- _Task objective_
A single number is the whole answer: the count of lines in the records where "JSON" occurs.

- _Material for this task_
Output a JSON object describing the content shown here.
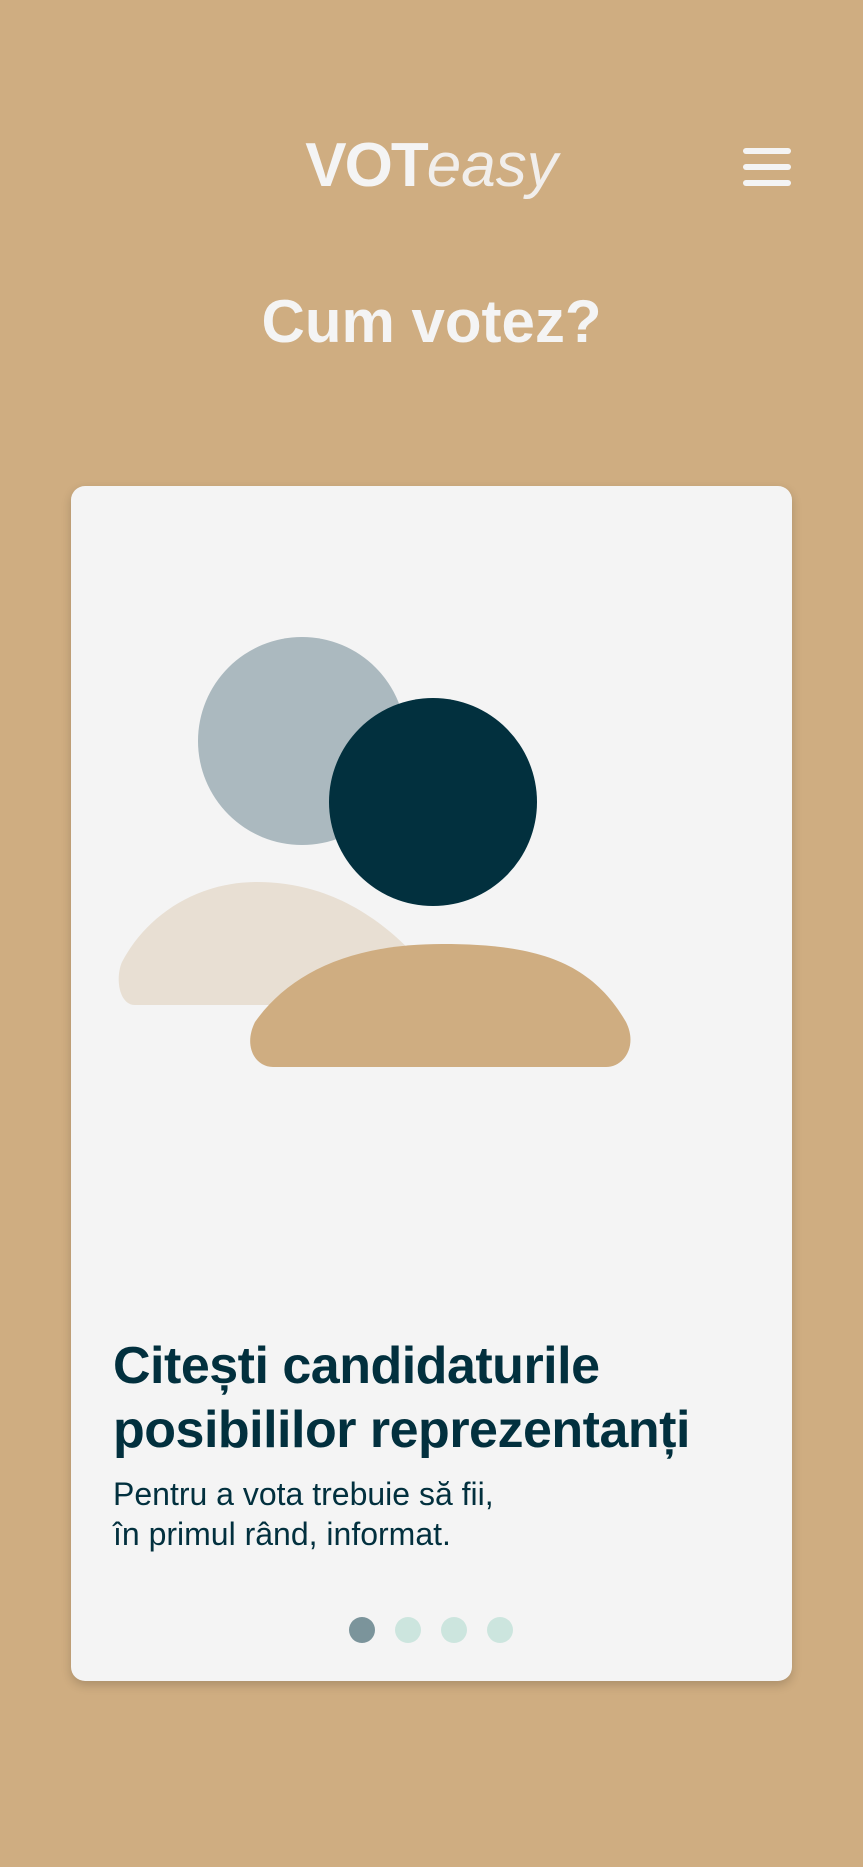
{
  "header": {
    "logo_bold": "VOT",
    "logo_light": "easy",
    "menu_icon": "hamburger-menu-icon"
  },
  "page": {
    "title": "Cum votez?"
  },
  "carousel": {
    "illustration": "people-icon",
    "heading_line1": "Citești candidaturile",
    "heading_line2": "posibililor reprezentanți",
    "body_line1": "Pentru a vota trebuie să fii,",
    "body_line2": "în primul rând, informat.",
    "slide_count": 4,
    "active_slide": 1
  },
  "colors": {
    "background": "#CFAD81",
    "card": "#F4F4F4",
    "text_dark": "#02303E",
    "header_text": "#F4F4F4",
    "dot_active": "#7B949B",
    "dot_inactive": "#CCE5DE",
    "shape_light_circle": "#ABB9BF",
    "shape_light_body": "#E8DFD3",
    "shape_dark_circle": "#02303E",
    "shape_body": "#CFAD81"
  }
}
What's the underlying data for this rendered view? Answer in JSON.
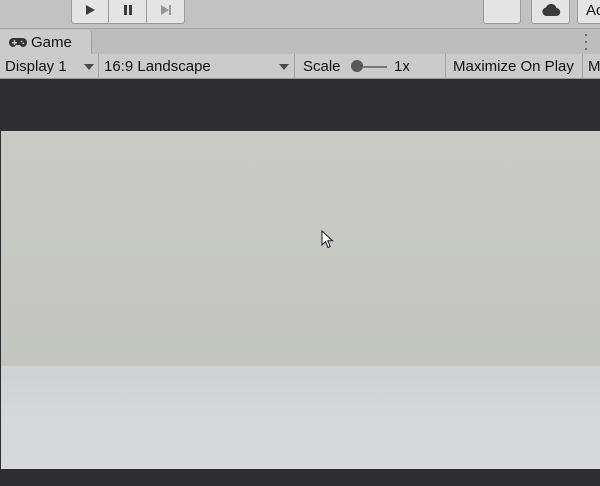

- _Finished exercise_
2